→ EXERCISE DESCRIPTION
Every record should be copied exactly, and the images omitted.

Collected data
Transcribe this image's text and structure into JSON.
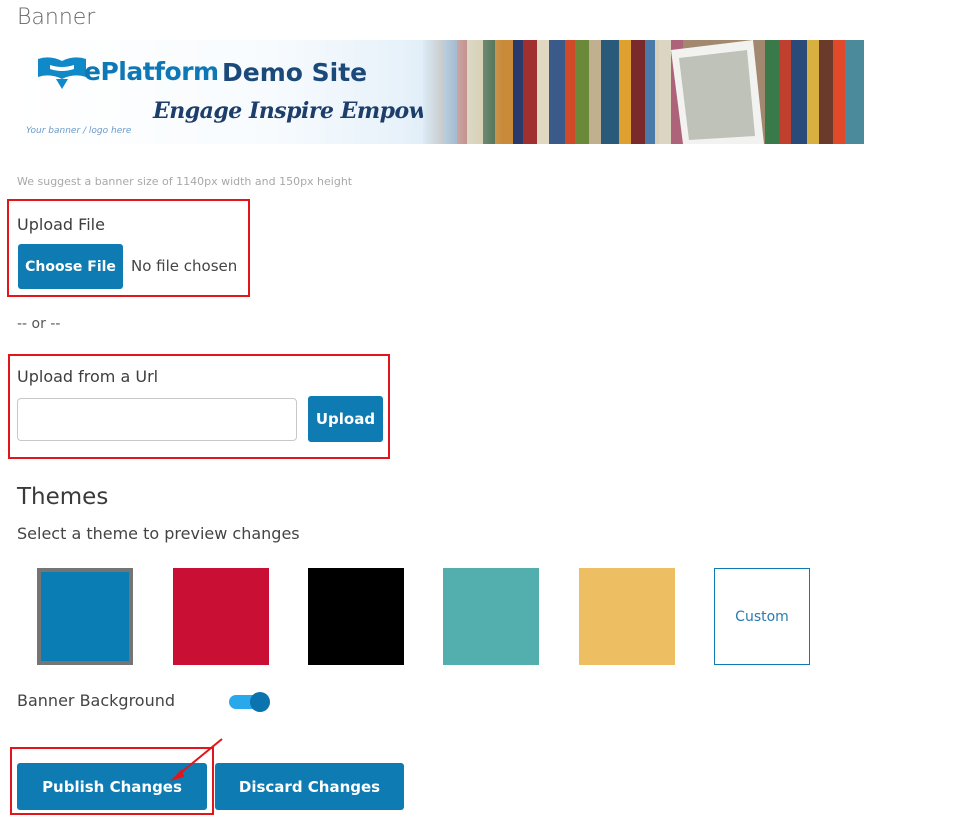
{
  "banner": {
    "title": "Banner",
    "logo_text_primary": "ePlatform",
    "logo_text_secondary": "Demo Site",
    "tagline": "Engage Inspire Empower",
    "logo_caption": "Your banner / logo here",
    "hint": "We suggest a banner size of 1140px width and 150px height"
  },
  "upload_file": {
    "label": "Upload File",
    "button_label": "Choose File",
    "status": "No file chosen"
  },
  "separator": "-- or --",
  "upload_url": {
    "label": "Upload from a Url",
    "input_value": "",
    "input_placeholder": "",
    "button_label": "Upload"
  },
  "themes": {
    "title": "Themes",
    "subtitle": "Select a theme to preview changes",
    "swatches": [
      {
        "color": "#0a7db4",
        "selected": true
      },
      {
        "color": "#c90f34",
        "selected": false
      },
      {
        "color": "#000000",
        "selected": false
      },
      {
        "color": "#53afad",
        "selected": false
      },
      {
        "color": "#eebf62",
        "selected": false
      }
    ],
    "custom_label": "Custom"
  },
  "banner_background": {
    "label": "Banner Background",
    "enabled": true
  },
  "actions": {
    "publish_label": "Publish Changes",
    "discard_label": "Discard Changes"
  },
  "colors": {
    "primary": "#0e7bb3",
    "annotation": "#e2151b"
  }
}
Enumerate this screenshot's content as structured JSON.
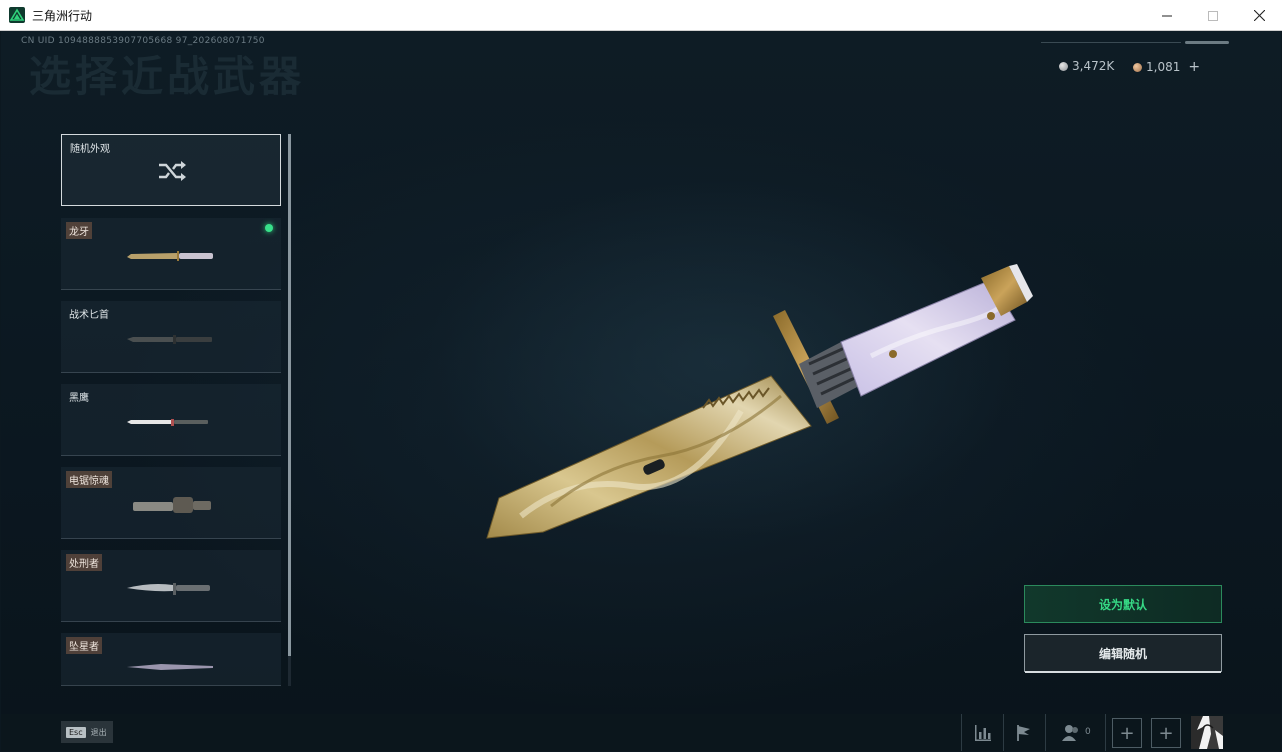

→ RESULT
Transcribe this image's text and structure into JSON.
{
  "banner": {
    "title": "Banner",
    "logo_text_primary": "ePlatform",
    "logo_text_secondary": "Demo Site",
    "tagline": "Engage Inspire Empower",
    "logo_caption": "Your banner / logo here",
    "hint": "We suggest a banner size of 1140px width and 150px height"
  },
  "upload_file": {
    "label": "Upload File",
    "button_label": "Choose File",
    "status": "No file chosen"
  },
  "separator": "-- or --",
  "upload_url": {
    "label": "Upload from a Url",
    "input_value": "",
    "input_placeholder": "",
    "button_label": "Upload"
  },
  "themes": {
    "title": "Themes",
    "subtitle": "Select a theme to preview changes",
    "swatches": [
      {
        "color": "#0a7db4",
        "selected": true
      },
      {
        "color": "#c90f34",
        "selected": false
      },
      {
        "color": "#000000",
        "selected": false
      },
      {
        "color": "#53afad",
        "selected": false
      },
      {
        "color": "#eebf62",
        "selected": false
      }
    ],
    "custom_label": "Custom"
  },
  "banner_background": {
    "label": "Banner Background",
    "enabled": true
  },
  "actions": {
    "publish_label": "Publish Changes",
    "discard_label": "Discard Changes"
  },
  "colors": {
    "primary": "#0e7bb3",
    "annotation": "#e2151b"
  }
}
Enumerate this screenshot's content as structured JSON.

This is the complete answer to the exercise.